> What you are asked to do
Output the records exactly, and drop each picture.

= Beginning of Section =

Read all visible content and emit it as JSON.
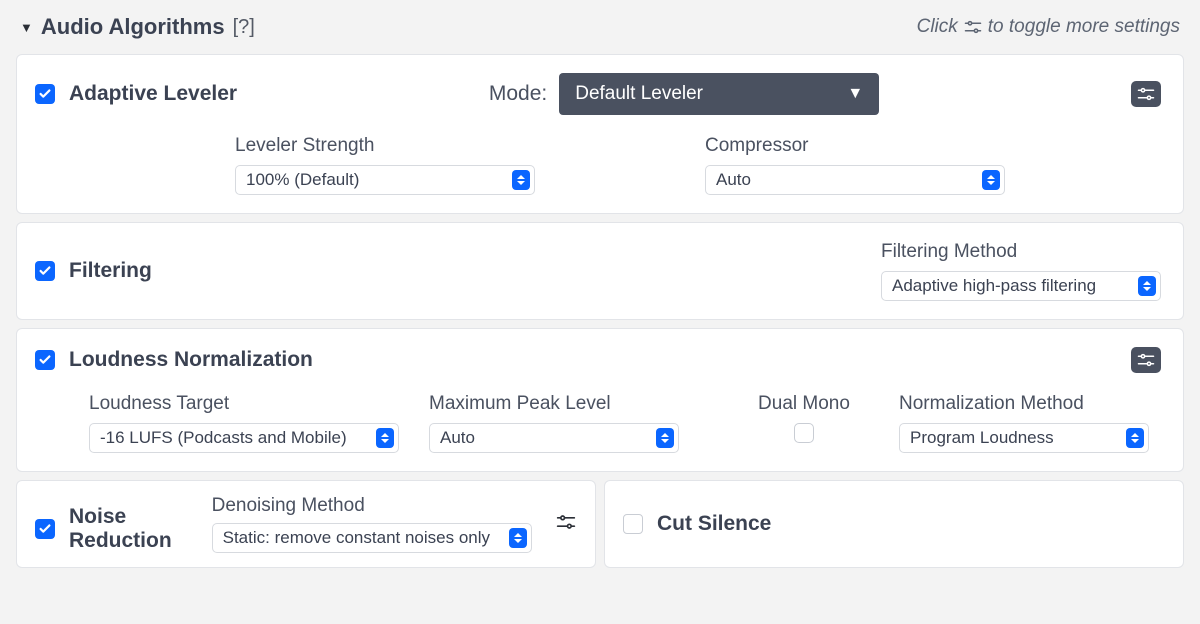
{
  "header": {
    "title": "Audio Algorithms",
    "help": "[?]",
    "hint_prefix": "Click",
    "hint_suffix": "to toggle more settings"
  },
  "leveler": {
    "checked": true,
    "title": "Adaptive Leveler",
    "mode_label": "Mode:",
    "mode_value": "Default Leveler",
    "fields": {
      "strength_label": "Leveler Strength",
      "strength_value": "100% (Default)",
      "compressor_label": "Compressor",
      "compressor_value": "Auto"
    }
  },
  "filtering": {
    "checked": true,
    "title": "Filtering",
    "method_label": "Filtering Method",
    "method_value": "Adaptive high-pass filtering"
  },
  "normalization": {
    "checked": true,
    "title": "Loudness Normalization",
    "fields": {
      "target_label": "Loudness Target",
      "target_value": "-16 LUFS (Podcasts and Mobile)",
      "peak_label": "Maximum Peak Level",
      "peak_value": "Auto",
      "dualmono_label": "Dual Mono",
      "dualmono_checked": false,
      "method_label": "Normalization Method",
      "method_value": "Program Loudness"
    }
  },
  "noise": {
    "checked": true,
    "title": "Noise Reduction",
    "method_label": "Denoising Method",
    "method_value": "Static: remove constant noises only"
  },
  "cutsilence": {
    "checked": false,
    "title": "Cut Silence"
  }
}
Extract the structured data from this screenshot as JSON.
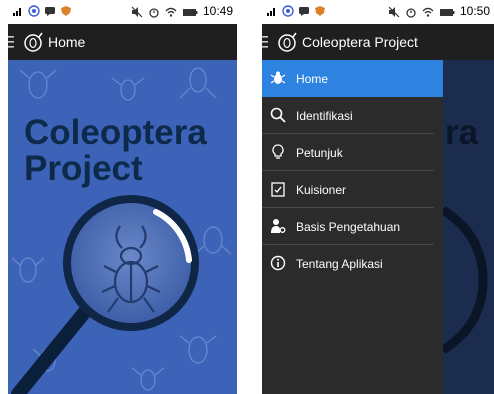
{
  "left_screen": {
    "status": {
      "time": "10:49"
    },
    "appbar": {
      "title": "Home"
    },
    "splash": {
      "title_line1": "Coleoptera",
      "title_line2": "Project"
    }
  },
  "right_screen": {
    "status": {
      "time": "10:50"
    },
    "appbar": {
      "title": "Coleoptera Project"
    },
    "background_text": "ra",
    "drawer": {
      "items": [
        {
          "label": "Home",
          "icon": "beetle-icon",
          "active": true
        },
        {
          "label": "Identifikasi",
          "icon": "search-icon",
          "active": false
        },
        {
          "label": "Petunjuk",
          "icon": "lightbulb-icon",
          "active": false
        },
        {
          "label": "Kuisioner",
          "icon": "clipboard-check-icon",
          "active": false
        },
        {
          "label": "Basis Pengetahuan",
          "icon": "person-gear-icon",
          "active": false
        },
        {
          "label": "Tentang Aplikasi",
          "icon": "info-icon",
          "active": false
        }
      ]
    }
  },
  "colors": {
    "drawer_bg": "#2b2b2b",
    "active_item": "#2e83e0",
    "appbar": "#1f1f1f",
    "splash_bg": "#3d63b9",
    "title_text": "#0e2a4a"
  }
}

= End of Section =

> Solution for this problem
Read all visible content and emit it as JSON.
{
  "header": {
    "title": "Audio Algorithms",
    "help": "[?]",
    "hint_prefix": "Click",
    "hint_suffix": "to toggle more settings"
  },
  "leveler": {
    "checked": true,
    "title": "Adaptive Leveler",
    "mode_label": "Mode:",
    "mode_value": "Default Leveler",
    "fields": {
      "strength_label": "Leveler Strength",
      "strength_value": "100% (Default)",
      "compressor_label": "Compressor",
      "compressor_value": "Auto"
    }
  },
  "filtering": {
    "checked": true,
    "title": "Filtering",
    "method_label": "Filtering Method",
    "method_value": "Adaptive high-pass filtering"
  },
  "normalization": {
    "checked": true,
    "title": "Loudness Normalization",
    "fields": {
      "target_label": "Loudness Target",
      "target_value": "-16 LUFS (Podcasts and Mobile)",
      "peak_label": "Maximum Peak Level",
      "peak_value": "Auto",
      "dualmono_label": "Dual Mono",
      "dualmono_checked": false,
      "method_label": "Normalization Method",
      "method_value": "Program Loudness"
    }
  },
  "noise": {
    "checked": true,
    "title": "Noise Reduction",
    "method_label": "Denoising Method",
    "method_value": "Static: remove constant noises only"
  },
  "cutsilence": {
    "checked": false,
    "title": "Cut Silence"
  }
}
Extract the structured data from this screenshot as JSON.
{
  "left_screen": {
    "status": {
      "time": "10:49"
    },
    "appbar": {
      "title": "Home"
    },
    "splash": {
      "title_line1": "Coleoptera",
      "title_line2": "Project"
    }
  },
  "right_screen": {
    "status": {
      "time": "10:50"
    },
    "appbar": {
      "title": "Coleoptera Project"
    },
    "background_text": "ra",
    "drawer": {
      "items": [
        {
          "label": "Home",
          "icon": "beetle-icon",
          "active": true
        },
        {
          "label": "Identifikasi",
          "icon": "search-icon",
          "active": false
        },
        {
          "label": "Petunjuk",
          "icon": "lightbulb-icon",
          "active": false
        },
        {
          "label": "Kuisioner",
          "icon": "clipboard-check-icon",
          "active": false
        },
        {
          "label": "Basis Pengetahuan",
          "icon": "person-gear-icon",
          "active": false
        },
        {
          "label": "Tentang Aplikasi",
          "icon": "info-icon",
          "active": false
        }
      ]
    }
  },
  "colors": {
    "drawer_bg": "#2b2b2b",
    "active_item": "#2e83e0",
    "appbar": "#1f1f1f",
    "splash_bg": "#3d63b9",
    "title_text": "#0e2a4a"
  }
}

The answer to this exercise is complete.